De La Rosa became just the fifth D-backs starter to work at least nine innings with a no-decision when the game went into extra innings. His lone mistake was a two-run homer to J.T. Realmuto in the seventh, scattering six hits with five strikeouts in the process.
"Takeaway was what they said -- have to be more focused, go there and fight," said De La Rosa, who set a career high for innings pitched in a game. "Compete for the team. Get a W, no matter what. That means go today and pitch like how I know how to do."
So efficient was De La Rosa that he needed just 94 pitches (66 strikes) to finish nine innings. He retired the final nine batters he faced, including the side in order in the ninth against Miami's 3-4-5 hitters on four pitches.

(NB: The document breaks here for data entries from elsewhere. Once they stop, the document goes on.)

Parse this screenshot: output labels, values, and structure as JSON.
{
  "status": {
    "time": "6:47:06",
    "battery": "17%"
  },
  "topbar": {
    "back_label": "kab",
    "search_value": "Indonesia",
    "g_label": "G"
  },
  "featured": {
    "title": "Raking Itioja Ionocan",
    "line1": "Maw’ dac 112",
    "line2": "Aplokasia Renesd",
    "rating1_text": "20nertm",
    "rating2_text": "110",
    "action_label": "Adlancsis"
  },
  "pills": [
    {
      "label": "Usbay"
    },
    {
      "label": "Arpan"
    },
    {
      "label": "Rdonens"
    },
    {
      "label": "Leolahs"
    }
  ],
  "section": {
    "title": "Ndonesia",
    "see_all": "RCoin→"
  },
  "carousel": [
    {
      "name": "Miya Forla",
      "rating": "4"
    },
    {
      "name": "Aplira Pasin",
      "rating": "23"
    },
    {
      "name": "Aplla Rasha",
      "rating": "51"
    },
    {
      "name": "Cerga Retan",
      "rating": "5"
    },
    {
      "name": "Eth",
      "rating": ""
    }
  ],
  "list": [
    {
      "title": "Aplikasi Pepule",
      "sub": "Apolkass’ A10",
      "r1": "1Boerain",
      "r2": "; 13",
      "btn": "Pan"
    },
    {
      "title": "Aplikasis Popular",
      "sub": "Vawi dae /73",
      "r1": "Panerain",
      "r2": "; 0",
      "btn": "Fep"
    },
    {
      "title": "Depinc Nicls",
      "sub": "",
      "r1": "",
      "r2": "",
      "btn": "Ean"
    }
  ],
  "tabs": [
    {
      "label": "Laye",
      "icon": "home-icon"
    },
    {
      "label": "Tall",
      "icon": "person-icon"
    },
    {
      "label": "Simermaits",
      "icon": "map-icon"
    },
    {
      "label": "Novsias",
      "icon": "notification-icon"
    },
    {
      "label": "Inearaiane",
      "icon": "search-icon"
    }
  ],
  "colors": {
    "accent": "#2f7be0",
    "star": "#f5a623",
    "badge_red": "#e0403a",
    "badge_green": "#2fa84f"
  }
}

Did manager Chip Hale consider keeping him in?
"I just felt like at that point -- and Mike said the same thing -- it's not only the pitch count, it's the up and downs," Hale said. "He had gone up and down nine times, so I think that was enough."
De La Rosa, naturally, wouldn't have minded the extra work.
"I was almost ready to go back," De La Rosa said. "To try and help get that win. Help my team. I felt good. I felt ready to go back."
De La Rosa induced 14 groundouts, including an inning-ending double play in the sixth. He avoided damage in the second following a two-out double by Christian Yelich by snaring a liner off the bat of Adeiny Hechavarria. De La Rosa worked around a lead-off single by Ichiro Suzuki and a sacrifice bunt by inducing two straight groundouts in the third.
Over his past three outings, De La Rosa has allowed just six runs on 17 hits over 23 innings, and the team has won all three games.
"Tried to attack and tried to get comfortable with all my pitches and throw all my pitches for a strike," De La Rosa said.
Added Hale: "He basically did, and executed the plan we talked about with [Harkey] and [bullpen coach Mel Stottlemyre Jr.] with our pitchers from Day 1 of Spring Training. It was a very, very good job."